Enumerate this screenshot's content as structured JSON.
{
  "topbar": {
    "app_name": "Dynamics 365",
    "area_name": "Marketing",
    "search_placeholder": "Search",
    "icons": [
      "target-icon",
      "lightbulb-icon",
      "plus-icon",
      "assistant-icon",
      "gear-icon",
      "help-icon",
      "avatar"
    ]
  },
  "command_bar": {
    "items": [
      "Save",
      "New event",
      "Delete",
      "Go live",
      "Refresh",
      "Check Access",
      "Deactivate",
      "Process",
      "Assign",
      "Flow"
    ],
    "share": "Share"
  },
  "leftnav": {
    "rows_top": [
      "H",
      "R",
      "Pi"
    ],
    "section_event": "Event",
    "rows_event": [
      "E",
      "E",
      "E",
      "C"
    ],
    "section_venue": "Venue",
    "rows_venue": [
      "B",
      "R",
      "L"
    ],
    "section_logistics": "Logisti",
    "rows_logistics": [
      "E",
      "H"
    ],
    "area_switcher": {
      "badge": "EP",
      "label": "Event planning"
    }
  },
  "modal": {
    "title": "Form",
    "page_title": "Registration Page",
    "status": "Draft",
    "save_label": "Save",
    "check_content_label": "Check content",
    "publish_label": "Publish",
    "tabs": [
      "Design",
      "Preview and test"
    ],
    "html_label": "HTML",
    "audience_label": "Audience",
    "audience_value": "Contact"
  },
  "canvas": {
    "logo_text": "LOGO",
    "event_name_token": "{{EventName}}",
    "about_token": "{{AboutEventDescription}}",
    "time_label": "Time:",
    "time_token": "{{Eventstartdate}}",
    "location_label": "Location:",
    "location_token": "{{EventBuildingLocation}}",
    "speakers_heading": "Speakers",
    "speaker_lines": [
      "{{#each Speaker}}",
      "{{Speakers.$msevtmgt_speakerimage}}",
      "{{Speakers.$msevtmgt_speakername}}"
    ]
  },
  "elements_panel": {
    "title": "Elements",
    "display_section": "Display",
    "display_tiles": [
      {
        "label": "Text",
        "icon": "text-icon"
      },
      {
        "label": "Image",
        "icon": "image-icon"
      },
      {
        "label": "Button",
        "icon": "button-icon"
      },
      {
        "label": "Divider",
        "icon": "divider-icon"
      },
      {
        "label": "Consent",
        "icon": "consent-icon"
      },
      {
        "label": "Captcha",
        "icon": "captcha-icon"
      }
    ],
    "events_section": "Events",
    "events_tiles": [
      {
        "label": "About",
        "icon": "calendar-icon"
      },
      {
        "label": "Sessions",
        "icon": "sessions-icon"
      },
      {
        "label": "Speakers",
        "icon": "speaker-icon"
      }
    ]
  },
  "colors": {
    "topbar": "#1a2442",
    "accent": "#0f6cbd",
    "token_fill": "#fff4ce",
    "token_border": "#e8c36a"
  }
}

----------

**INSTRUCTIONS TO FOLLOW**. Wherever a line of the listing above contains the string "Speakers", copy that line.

**SOLUTION FOR THIS TASK**.
    "speakers_heading": "Speakers",
      "{{Speakers.$msevtmgt_speakerimage}}",
      "{{Speakers.$msevtmgt_speakername}}"
        "label": "Speakers",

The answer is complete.